It is because of the powerful rounded body that the python resembles the mythical dragon. So china and the python got mixed up in my mind. To children who are raised to look upon their country as a lovable entity, endowed with human qualities, a mauling at the hand of an enemy is catastrophic. Though the conflict between India and China is a distant memory, it still can surprise you as a magazine article like a python on the road at night. The memory of the processions we took out when Pakistan and India fought a war, early in their mutually shared history of animosity, is fresher in the mind. Then we had taken out processions at night, abused Ayub khan, the military ruler of Pakistan and burnt his effigy. That year when China and India locked horns with each other, our school had planned to hold children's day celebrations with music and dramatic was to act in a play with a girl and another boy.' Mother! Holidays are here' was the title of the play. It was about the sad plight of a boy who had to spend his time away from home. It was about longing for home, an enduring theme. Rehearsals had started .It was then that china launched the attack and all celebratory programmers were aborted. Nevertheless to my mind it is as if the drama had gone on stage. But the boy had not reached his home. I could still see those characters transfixed on stage.
After tensions were eased China and India had regular contacts in various fields. They used to send teams to international football tournaments. Once I had the opportunity to interview some members of a Chinese football team. Gurkhaland agitation was burning then and the Chinese were playing in Siliguri in north Bengal, close to Darjeeling, which was the center point of the agitation. The only unusual feature of that meeting was that we had to conduct the interview in the presence of some intelligence agents from India. Suspicions about the Chinese were so rife then that secret service agents, whom anybody could easily identify, in the hotel and around the team bus, were always on the lookout for some clandestine meetings .it seemed that the Chinese accepted the situation in so far as they would have done the same with the Indians if they visited their country.
Nehru must have had some special affinity for children.
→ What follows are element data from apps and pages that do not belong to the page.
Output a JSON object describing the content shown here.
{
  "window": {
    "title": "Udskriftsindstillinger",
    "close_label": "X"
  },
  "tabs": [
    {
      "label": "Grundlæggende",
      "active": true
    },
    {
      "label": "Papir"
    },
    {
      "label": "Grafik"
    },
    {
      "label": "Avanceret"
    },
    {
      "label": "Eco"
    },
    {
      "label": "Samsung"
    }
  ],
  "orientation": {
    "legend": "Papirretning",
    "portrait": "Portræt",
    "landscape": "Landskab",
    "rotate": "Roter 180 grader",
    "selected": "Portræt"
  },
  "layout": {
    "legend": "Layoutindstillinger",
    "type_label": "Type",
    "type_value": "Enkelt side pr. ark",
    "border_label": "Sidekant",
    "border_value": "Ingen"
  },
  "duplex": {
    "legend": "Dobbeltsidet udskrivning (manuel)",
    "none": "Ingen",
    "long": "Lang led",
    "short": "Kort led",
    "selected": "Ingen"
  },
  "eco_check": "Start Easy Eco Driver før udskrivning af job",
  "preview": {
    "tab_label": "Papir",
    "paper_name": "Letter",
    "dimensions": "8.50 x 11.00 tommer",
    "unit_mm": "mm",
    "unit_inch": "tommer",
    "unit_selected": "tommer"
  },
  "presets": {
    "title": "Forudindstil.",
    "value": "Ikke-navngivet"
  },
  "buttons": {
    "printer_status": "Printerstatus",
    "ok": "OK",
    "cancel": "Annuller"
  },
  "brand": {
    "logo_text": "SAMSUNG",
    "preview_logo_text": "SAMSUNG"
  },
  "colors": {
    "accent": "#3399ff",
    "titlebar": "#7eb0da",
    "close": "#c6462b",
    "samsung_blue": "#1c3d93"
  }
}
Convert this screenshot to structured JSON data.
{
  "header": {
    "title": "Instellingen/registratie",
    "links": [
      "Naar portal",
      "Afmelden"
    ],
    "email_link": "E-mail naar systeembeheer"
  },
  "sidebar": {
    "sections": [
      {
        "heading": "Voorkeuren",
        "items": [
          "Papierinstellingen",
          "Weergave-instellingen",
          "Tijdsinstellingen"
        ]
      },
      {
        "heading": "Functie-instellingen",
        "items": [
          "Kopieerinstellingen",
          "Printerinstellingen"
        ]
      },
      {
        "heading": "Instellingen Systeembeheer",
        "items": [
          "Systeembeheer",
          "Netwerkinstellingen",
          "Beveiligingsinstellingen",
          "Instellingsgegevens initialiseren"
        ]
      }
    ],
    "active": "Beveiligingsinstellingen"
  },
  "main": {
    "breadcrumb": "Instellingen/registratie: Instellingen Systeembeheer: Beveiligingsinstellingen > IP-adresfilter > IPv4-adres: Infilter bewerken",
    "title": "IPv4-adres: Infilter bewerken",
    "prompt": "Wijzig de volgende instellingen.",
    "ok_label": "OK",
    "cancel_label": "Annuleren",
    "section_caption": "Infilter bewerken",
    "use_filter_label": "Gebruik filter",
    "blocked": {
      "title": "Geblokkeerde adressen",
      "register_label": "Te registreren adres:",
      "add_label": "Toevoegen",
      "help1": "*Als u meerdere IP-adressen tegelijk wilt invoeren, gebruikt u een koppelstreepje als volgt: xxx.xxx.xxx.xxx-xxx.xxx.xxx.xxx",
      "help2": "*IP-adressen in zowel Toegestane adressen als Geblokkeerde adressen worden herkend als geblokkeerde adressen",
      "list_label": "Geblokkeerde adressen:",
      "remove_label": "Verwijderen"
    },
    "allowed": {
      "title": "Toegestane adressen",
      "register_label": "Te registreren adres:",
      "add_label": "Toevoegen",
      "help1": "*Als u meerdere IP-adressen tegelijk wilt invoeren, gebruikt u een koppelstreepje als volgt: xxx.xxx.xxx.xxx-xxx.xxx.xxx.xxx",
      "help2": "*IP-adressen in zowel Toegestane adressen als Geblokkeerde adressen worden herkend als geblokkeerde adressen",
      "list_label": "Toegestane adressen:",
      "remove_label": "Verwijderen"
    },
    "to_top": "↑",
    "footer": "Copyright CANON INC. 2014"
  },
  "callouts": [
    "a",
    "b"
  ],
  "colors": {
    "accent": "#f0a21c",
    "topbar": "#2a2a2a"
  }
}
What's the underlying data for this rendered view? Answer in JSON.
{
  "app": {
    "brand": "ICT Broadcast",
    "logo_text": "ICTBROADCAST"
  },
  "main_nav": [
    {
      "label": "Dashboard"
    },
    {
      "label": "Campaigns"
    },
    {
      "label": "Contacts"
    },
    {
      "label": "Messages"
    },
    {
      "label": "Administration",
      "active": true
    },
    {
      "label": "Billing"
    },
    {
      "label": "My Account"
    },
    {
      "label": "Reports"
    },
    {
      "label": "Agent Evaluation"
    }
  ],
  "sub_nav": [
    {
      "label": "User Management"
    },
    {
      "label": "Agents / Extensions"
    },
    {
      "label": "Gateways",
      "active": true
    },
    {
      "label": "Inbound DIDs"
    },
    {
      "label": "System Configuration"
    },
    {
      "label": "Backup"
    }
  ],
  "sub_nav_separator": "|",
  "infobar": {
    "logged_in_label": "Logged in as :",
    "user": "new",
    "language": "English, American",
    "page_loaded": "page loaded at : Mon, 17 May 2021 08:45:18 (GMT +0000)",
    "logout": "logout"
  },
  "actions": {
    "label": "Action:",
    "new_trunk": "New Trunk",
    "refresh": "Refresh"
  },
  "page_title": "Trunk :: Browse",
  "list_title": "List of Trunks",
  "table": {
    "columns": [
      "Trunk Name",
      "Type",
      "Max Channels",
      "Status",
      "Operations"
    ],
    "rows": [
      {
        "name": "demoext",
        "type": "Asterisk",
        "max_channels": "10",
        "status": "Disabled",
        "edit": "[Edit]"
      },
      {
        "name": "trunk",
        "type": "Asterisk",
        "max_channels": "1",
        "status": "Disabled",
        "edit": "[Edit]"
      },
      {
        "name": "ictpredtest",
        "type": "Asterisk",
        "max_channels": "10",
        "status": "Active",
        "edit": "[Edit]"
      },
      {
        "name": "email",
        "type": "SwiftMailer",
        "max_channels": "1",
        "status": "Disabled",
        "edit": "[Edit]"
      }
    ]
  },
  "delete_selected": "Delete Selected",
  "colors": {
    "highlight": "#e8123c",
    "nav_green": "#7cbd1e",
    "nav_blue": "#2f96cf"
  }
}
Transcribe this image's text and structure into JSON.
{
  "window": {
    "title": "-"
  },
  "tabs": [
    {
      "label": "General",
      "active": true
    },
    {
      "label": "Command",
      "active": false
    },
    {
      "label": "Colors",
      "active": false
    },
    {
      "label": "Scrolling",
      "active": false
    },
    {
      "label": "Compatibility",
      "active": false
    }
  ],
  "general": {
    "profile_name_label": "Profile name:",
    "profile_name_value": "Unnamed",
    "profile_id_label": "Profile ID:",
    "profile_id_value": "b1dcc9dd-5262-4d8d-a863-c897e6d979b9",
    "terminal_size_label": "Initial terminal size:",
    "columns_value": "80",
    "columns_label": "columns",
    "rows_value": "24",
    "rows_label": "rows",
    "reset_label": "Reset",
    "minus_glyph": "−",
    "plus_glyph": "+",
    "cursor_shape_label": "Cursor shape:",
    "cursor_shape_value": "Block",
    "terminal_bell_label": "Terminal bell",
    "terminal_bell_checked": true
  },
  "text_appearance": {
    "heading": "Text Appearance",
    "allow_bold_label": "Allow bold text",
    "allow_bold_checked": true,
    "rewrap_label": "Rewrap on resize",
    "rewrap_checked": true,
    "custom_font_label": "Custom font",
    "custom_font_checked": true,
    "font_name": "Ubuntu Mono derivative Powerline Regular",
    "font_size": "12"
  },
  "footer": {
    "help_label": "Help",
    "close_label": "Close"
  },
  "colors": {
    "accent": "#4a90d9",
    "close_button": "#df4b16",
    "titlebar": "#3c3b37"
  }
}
But did Gandhiji or Rajaji love children less? Who knows? Historian Ram Guha says that had Nehru been not there still china and India would have been drawn towards the path of conflict. Historical conditions were such that the border dispute would have escalated into a war. Luckily it ended soon. But Nehru died a broken man betrayed by history. On the day of his death a vehicle fitted with a loudspeaker went along our dusty village road, announcing the prime minister's demise. Usually such a vehicle appeared only when a new film was released in the ramshackle shed of the 'sobha talkies' announcing the film's arrival.V.Vijayan had visualized, in a famous story, a world hit by nuclear devastation where the only two survivors were an Indian man and a Chinese woman. At the end of the story they decide to forego the option of procreation and pull the curtain down on mankind. That time is a distant future. Life does not follow literature. I have a neighbor who is a businessman in china and his wife is from Chinese mainland. They had their wedding in Kerala, the first impression that Emily had about Kerala, she had changed her Chinese name, was the abundance of trees here. Now they have a boy, whom they call Appu at home. He had a customary ponytail of Chinese origin, very authentic, when I last saw him.